The Mexican market is about 700 new and secondhand machines per year, of which 60 percent are secondhand, he said in a Sept. 2 interview.
Everybody is worried about the fight over plastic bag bans, but this is a bigger problem. How can you develop an industry when you're bringing in this rubbish? And Mexico's celebrating 200 years of independence from Spain this year.
Speaking at a KraussMaffei open house in Querétaro, Moreno said the German injection press maker has 18-20 percent of the Mexican market for new and used machines, when Chinese manufacturers are excluded.
Importation of used machinery has always been a problem in Mexico, Moreno said, adding that used presses imported into Mexico are often sold on to Central America, thus continuing the cycle of companies working with old or obsolete equipment.
Importers of old machinery think they're saving money, he said, but in fact, he argued, they face higher maintenance and energy-consumption costs, plus longer cycle times and greater levels of wasted material.
Moreno represented Munich, Germany-based KraussMaffei AG as an agent from 1995 through 1998 prior to the establishment of the company's Mexican affiliate in 1999.
He said the local company's business is strong enough for executives to consider increasing the current number of employees. Up to 40 people work for the company in Mexico and maybe we will need a new facility, Moreno said.
While KraussMaffei imports all the machinery and auxiliary equipment sold in Mexico from Germany, it has operated a technical center in Querétaro, in central Mexico, for two years. It employs 20 there.
The corporate offices are close to Mexico City, in the municipality of Atizapan de Zaragoza.
We're doing very well, Moreno said. We've been here in Mexico as an officially registered company for 11 years. In that time we've sold 650 machines.
Fifty percent of them were for the automotive industry and had clamping forces ranging from 400-4,000 tons.
About 15 percent have been sold to the packaging sector, 3-4 percent to medical, 5 percent to electrical apparatus makers, 15 percent to maquiladora producers of refrigerators and the remainder to maquiladoras in general.
I can tell you that last year and this year have been among our best two years in Mexico.
He said the importation of used machinery mainly affects the border region between Mexico and the United States.

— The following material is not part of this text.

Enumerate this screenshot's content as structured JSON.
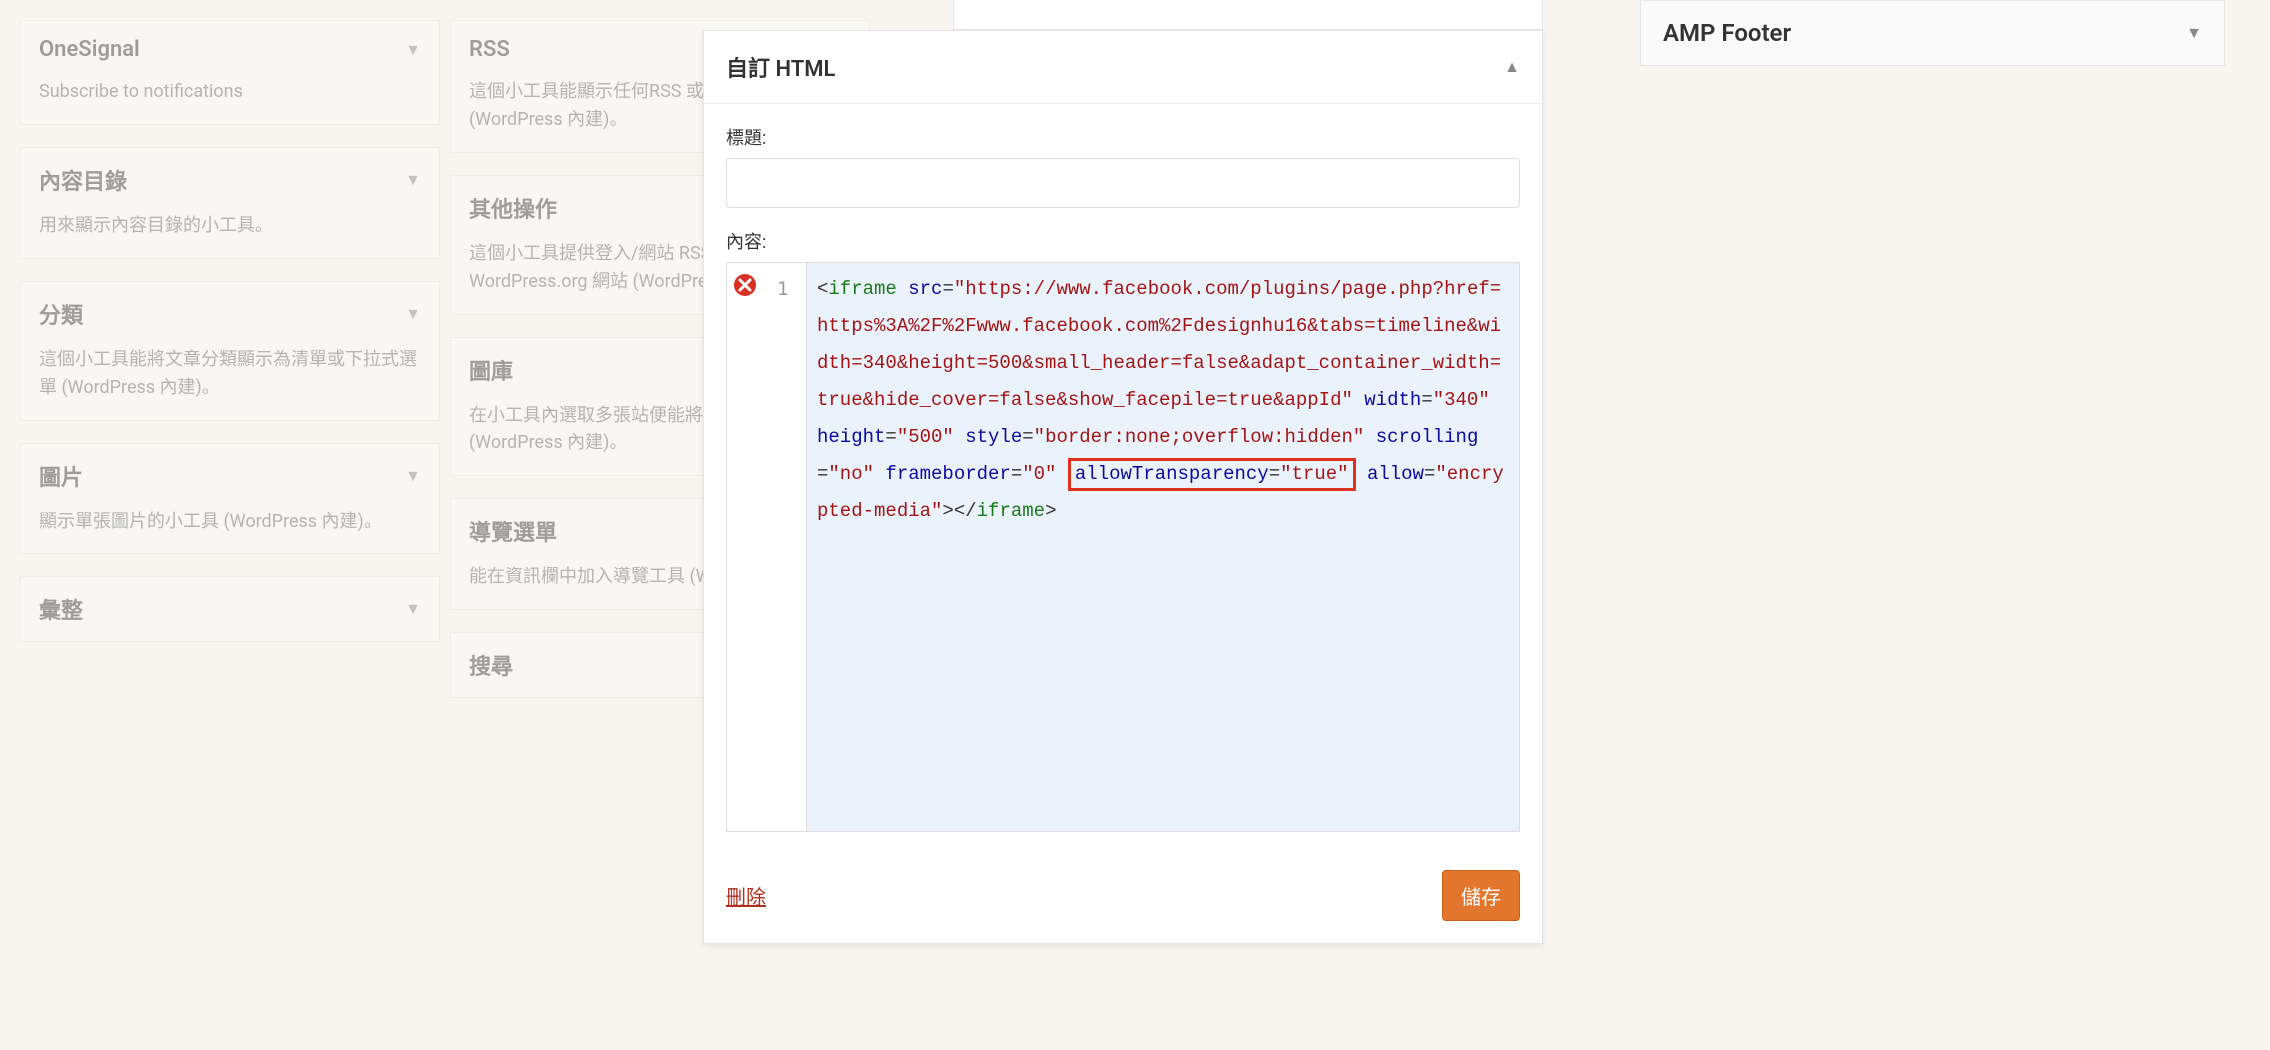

Our strategy [for combating it] is to improve and develop our service. This is the first thing we've tried to do. Our service includes sales and machine maintenance. Our main focus is on the customer. Everybody in the organization has to be committed, he said.
In Mexico, the company trains its customers, Moreno said.
Last year we introduced a diploma and we make presentations to tell them what they can do with this technology.
Among the most innovative KraussMaffei equipment on sale in Mexico, he said, is a compounder, designed to recycle, that combines extrusion and injection operations. We have two companies in the automotive sector using this technology, Moreno said.
Another is a multicomponent machine. We have 10 of these installed in Mexico. Our PET system is the fastest and has the lowest maintenance costs. We've just sold one in Monterrey.
At the open house KraussMaffei de México exhibited a new-generation Volkswagen Jetta sedan, assembled in Puebla, Mexico, which contained components supplied by such Mexico-based companies as Peguform (front and rear fascias and wheel cases), Mecaplast (door pillars and headrests) and Plastic Tec, all of them KraussMaffei customers.